The pharaoh waited. And waited. Where the hell was Vortigern? Perhaps he had gotten lost in the snow.
The woad warriors approached the phalanx,and then stopped, inches out of reach from the barbs on the spears. They began taunting the spearmen, who were locked to their neighbors in formation and unable to move even a couple inches.
"Hold the line, men! They can't hurt you." Heruben shouted at his frustrated soldiers who were being pelted with snow and pebbles by the jeering britons. Though he concealed it, the Pharaoh, too, was getting angry. These barbarians, who purported to be their match on the battlefield, instead hovered just barely out of reach of his indestructible formation.
Yes, the phalanx was inflexible, to the point where a soldier couldn't move a few feet out of line without disrupting the entire formation. But who needed flexibility and maneuverability when your men spanned a half a mile? All he could do was wait. Heruben delighted at the thought of seeing Vortigern's horde throw itself against the Ptolemaic line as the Britons had earlier that summer.
The cold wind continued to blow from the south, and Heruben thought that for a moment he heard a musical note carried in the air.
The woad warriors who had been harassing his front line turned and ran like hell.

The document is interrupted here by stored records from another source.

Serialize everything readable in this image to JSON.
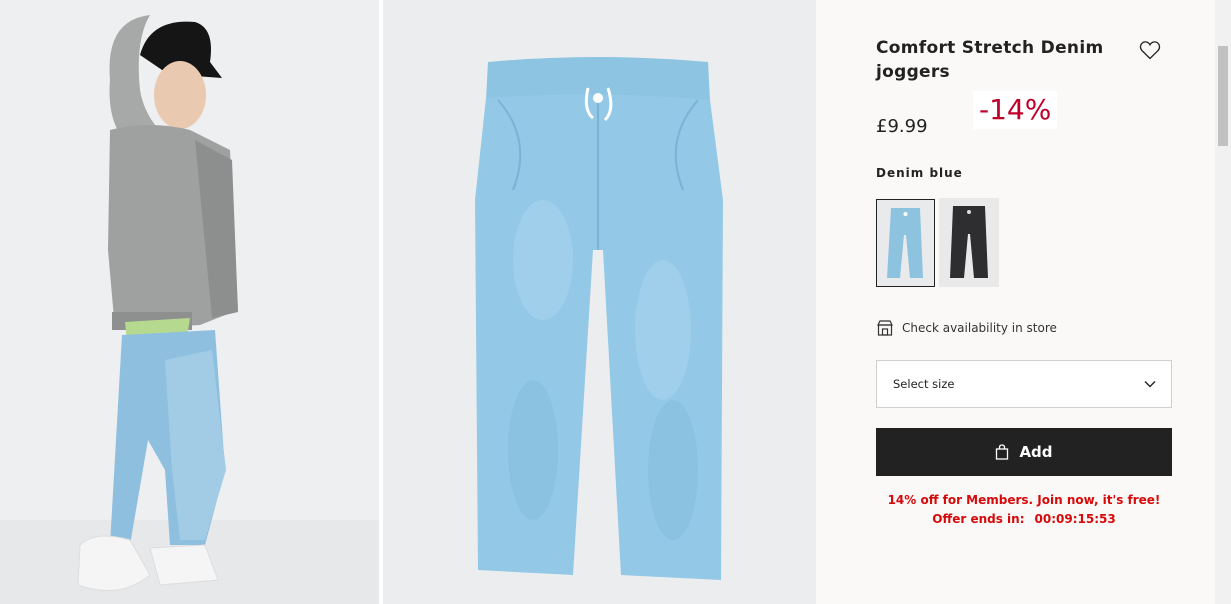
{
  "product": {
    "title": "Comfort Stretch Denim joggers",
    "price": "£9.99",
    "discount_badge": "-14%",
    "color_name": "Denim blue",
    "swatches": [
      {
        "name": "Denim blue",
        "selected": true,
        "color": "#8ec3e0"
      },
      {
        "name": "Black",
        "selected": false,
        "color": "#2e2e30"
      }
    ]
  },
  "actions": {
    "store_check": "Check availability in store",
    "size_placeholder": "Select size",
    "add_label": "Add"
  },
  "promo": {
    "members_text": "14% off for Members. Join now, it's free!",
    "offer_label": "Offer ends in:",
    "countdown": "00:09:15:53"
  },
  "icons": {
    "wishlist": "heart-icon",
    "store": "store-icon",
    "dropdown": "chevron-down-icon",
    "bag": "bag-icon"
  },
  "colors": {
    "accent_red": "#d60a0a",
    "badge_red": "#c0002a",
    "button_dark": "#222222"
  }
}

This sight surprised the Pharaoh, as he transfixed his gaze on the retreating backs of the barbarians who had earlier been jeering at the Ptolemaic phalanx. So that he didn't see the horseman approaching him until he heard the thudding of hooves come from his right.
It was Khu again, who dismounted, spluttering for breath, and running towards the Pharaoh. "Your majesty! Your majesty! The south flank.... forest..." The panting spy was heavily favoring his left leg, and Heruben could only guess at the man's wounds. He looked to his right, to the south. The phalanx was so long, it's right flank extended all the way into the forest.
"Khu! Are you hurt? Speak, man, speak!"
"Those beasts, they're unstoppable! Vortigern attacks from your right! We haven't a prayer!"
Again, the eerie musical notes drifted across the battlefield. This time, Heruben recognized them as the pan flutes the Gaels used to coordinate their formations from afar. He had been completely outmaneuvered. "Riders!" Heruben summoned his command relays, "Tell the men to move formation! South, ninety degrees shift! move!."
The riders sped down the line, blaring their trumpets and the enormous phalanx slowly began to shift as thousands of men moved in formation. Heruben cursed his mistake. A phalanx this large had a turn-radius measured in city blocks. The wind blew again, and all he could hear was the blaring of a hundred flutes, joined by the screaming of men.
And then, emerging from the forest, four thousand barbarians descended on the egyptians' right flank.
* * * * *
The winter of 265 BC was the darkest season yet for the Ptolemaics, no news had come from Egypt in quite some time, and it was assumed that all of the former Egyptian holdings had fallen under the rising Seleucid tide. Arrhidaeos had succeeded in conquering Isca, but in doing so had sustained appalling casualties.
To the east, only 10 miles from their destination Calleva, the Pharaoh's army had been crushed by the Gael, Vortigern.
The survivors, forced to flee over the frozen and cleaved bodies of their comrades, had scattered into the wilderness where, without any sort of shelter or protection, they were slowly destroyed by the icy British winter.
The Ptolemies had come from a long and proud line of tradition and history. They had all been raised in the fashion of greek royalty and hellenic courage. But out in the wastes of Britannia, the rules of survival and victory were different. The barbarian armies had triumphed over the best trained military on earth, heirs of the legacy of Alexander the Great.
Now, more than ever, those of the Ptolemy bloodline were expecting to die.